What is classified as whistleblowing activity? There are 17 federal statutes that contain provisions for whistleblower protections, and protections are extended through the Occupational Safety and Health Administration (OSHA). These are: the Occupational Safety and Health Act, the Surface Transportation Assistance Act, the Asbestos Hazard Emergency Response Act, the International Safe Container Act, the Energy Reorganization Act, the Clean Air Act, the Safe Drinking Water Act, the AIR21 Act, the Sarbanes-Oxley Act, the Pipeline Safety Improvement Act, the Federal Rail Safety Act, the National Transit Systems Security Act and the Consumer Product Safety Improvement Act.

While the specific protected activities vary among statutes, the basics would include:

  • Initiating or causing to be initiated an investigation into a violation of one of these 17 statutes;
  • Testifying in any such proceeding;
  • Complaining about a violation.
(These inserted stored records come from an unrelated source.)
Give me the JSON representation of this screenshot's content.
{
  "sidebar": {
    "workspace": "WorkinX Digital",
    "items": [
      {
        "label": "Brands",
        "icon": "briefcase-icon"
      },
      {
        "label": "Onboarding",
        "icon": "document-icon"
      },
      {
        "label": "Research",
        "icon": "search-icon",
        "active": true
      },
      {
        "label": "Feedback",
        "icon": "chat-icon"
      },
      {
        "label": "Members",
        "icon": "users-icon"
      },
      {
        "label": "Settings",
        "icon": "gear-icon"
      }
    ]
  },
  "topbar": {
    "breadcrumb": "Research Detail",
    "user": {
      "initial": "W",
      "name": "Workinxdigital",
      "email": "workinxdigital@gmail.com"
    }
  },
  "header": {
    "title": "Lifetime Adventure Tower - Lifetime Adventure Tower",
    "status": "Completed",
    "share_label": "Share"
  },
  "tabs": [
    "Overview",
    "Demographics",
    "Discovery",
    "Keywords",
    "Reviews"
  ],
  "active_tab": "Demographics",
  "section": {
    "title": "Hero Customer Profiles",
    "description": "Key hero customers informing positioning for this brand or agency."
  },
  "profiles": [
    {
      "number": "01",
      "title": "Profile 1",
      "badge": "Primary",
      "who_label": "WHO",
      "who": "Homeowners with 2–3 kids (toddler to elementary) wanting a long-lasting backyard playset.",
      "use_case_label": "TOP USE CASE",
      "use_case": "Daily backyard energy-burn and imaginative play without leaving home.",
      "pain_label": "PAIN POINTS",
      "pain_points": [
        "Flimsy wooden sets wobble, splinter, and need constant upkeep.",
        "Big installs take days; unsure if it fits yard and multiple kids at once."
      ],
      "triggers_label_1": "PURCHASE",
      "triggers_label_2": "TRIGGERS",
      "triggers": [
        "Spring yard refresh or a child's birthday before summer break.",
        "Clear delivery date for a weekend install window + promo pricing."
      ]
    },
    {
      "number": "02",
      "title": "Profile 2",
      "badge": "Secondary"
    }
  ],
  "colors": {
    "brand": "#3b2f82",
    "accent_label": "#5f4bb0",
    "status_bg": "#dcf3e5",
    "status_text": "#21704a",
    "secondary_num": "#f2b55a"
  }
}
It’s the Department of Labor’s stance that any worker who expresses a safety or quality assurance concern internally to their employer are protected by federal whistleblower statutes.

In New York, Section 740 of the Labor Law details the protections of both public and private employees from retaliation from an employer for providing information regarding the employer’s illegal actions. Increased protections are available for health care workers at hospitals, nursing homes and mental health agencies under Section 741. These provisions specifically protect workers who voice concerns about policies or actions that result in inadequate or improper patient care.

Under the state law, the protections aren’t applicable unless the informant first reports the concern to a supervisor. The employer must be given a “reasonable” amount of time to make adjustments or corrections. The exception is if a health care worker suspects an immediate threat to patient safety if fast action isn’t taken.

Whether an employer makes the correction or not, the employee might still be subject to retaliation. Sometimes, this is obvious, and other times, more subtle. Retaliation is characterized by “adverse action” taken against the worker as a punishment for engaging in whistleblowing activity. Adverse action could include:

  • Reduction of hours or pay;
  • Reassignment affecting promotional prospects;
  • Threats;
  • Intimidation;
  • Failure to hire or rehire;
  • Denial of benefits;
  • Demotion;
  • Denial of overtime;
  • Blacklisting;
  • Discipline;
  • Lay-off or termination.

In some cases, the adverse action may be less obvious. For example, The Washington Post recently reported about the long tradition within federal agencies of “cubicle in exile.” On paper, it doesn’t sound that bad. (I.e., “They moved your office.”) However, workers who have blown the whistle have found their offices moved to basements, broom closets and break rooms. Facing isolation and an increase of idle time, many quit. One worker, a former spokeswoman for the Department of Veteran’s Affairs, was reassigned to a new job – in the basement – after blowing the whistle on mismanagement of a previous supervisor. She is now fighting in court for federal whistleblower protection, saying her new assignment is a form of retaliation.

Workers who suspect wrongdoing by employers should consult first with a private attorney, who can help ensure rights are protected at every phase of the process.

The Law Offices of Ira S. Newman provides employment litigation representation in New York City, Long Island, Great Neck and throughout the area. Call 516-487-7375 or send us an e-mail.

Additional Resources:
For whistleblowers, a bold move can be followed by one to department basement, Aug. 3, 2014, By David A. Fahrenthold, The Washington Post
More Blog Entries:
Whistleblower News: One Major Setback, One Important Victory, June 6, 2013, New York City Whistleblower Lawyer Blog